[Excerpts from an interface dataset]

-=-=-=-=-

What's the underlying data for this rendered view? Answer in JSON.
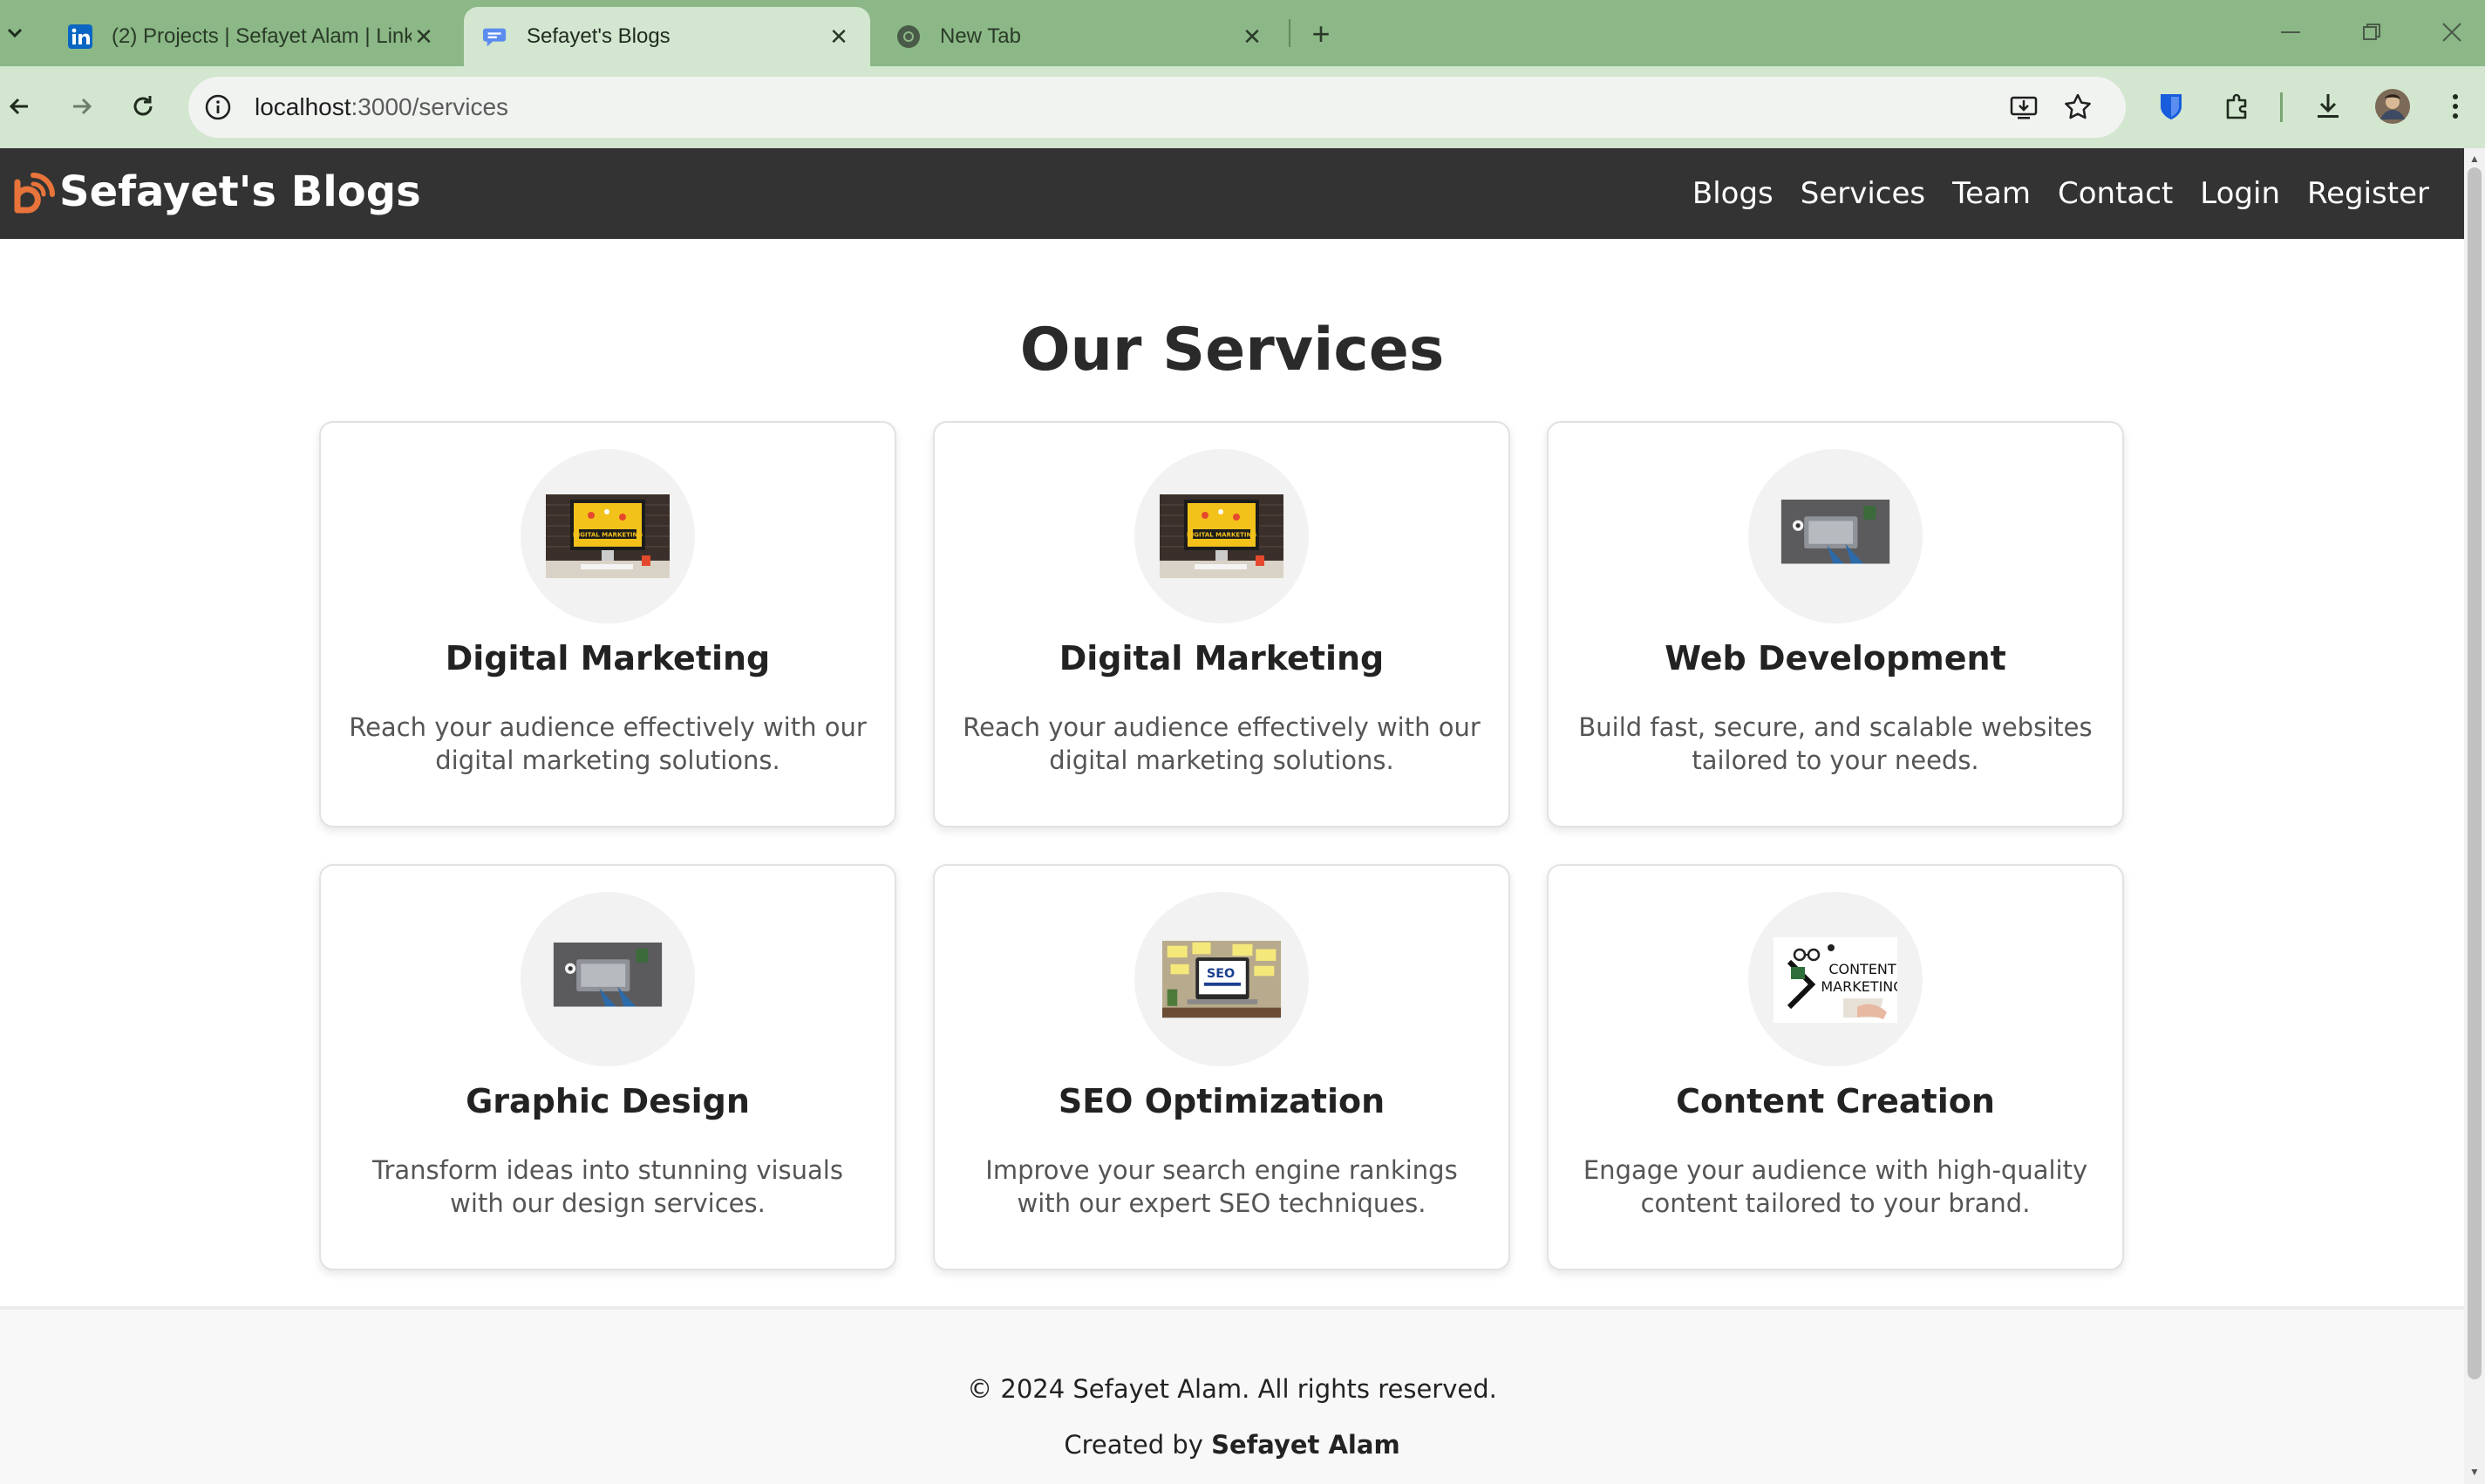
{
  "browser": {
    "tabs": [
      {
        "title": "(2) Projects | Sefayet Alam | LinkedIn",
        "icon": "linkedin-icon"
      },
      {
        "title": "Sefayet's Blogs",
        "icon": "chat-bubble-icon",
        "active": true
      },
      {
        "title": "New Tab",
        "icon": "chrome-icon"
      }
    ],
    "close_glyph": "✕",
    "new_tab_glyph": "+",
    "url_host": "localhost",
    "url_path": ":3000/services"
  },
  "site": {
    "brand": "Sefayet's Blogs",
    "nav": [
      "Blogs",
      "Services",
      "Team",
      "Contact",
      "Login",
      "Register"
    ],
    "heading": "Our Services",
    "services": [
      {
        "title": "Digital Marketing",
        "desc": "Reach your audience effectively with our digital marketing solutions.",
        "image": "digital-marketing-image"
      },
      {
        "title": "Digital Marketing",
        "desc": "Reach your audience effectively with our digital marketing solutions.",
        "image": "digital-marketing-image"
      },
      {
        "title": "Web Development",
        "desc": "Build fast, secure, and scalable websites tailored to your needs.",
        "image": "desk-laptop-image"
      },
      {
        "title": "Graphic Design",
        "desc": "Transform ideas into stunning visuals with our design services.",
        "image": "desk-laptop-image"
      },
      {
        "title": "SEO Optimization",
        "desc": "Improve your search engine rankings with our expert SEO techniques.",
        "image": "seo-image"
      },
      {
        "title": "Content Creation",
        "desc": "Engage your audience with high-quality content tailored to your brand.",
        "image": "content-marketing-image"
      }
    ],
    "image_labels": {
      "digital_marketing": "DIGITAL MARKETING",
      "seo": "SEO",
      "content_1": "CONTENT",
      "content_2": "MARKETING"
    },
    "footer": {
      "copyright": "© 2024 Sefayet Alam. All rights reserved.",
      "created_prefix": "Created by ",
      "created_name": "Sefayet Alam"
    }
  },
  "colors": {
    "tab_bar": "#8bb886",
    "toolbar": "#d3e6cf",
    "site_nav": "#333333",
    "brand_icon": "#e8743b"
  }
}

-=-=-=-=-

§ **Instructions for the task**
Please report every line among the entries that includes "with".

§ **Exercise response**
        "desc": "Reach your audience effectively with our digital marketing solutions.",
        "desc": "Reach your audience effectively with our digital marketing solutions.",
        "desc": "Transform ideas into stunning visuals with our design services.",
        "desc": "Improve your search engine rankings with our expert SEO techniques.",
        "desc": "Engage your audience with high-quality content tailored to your brand.",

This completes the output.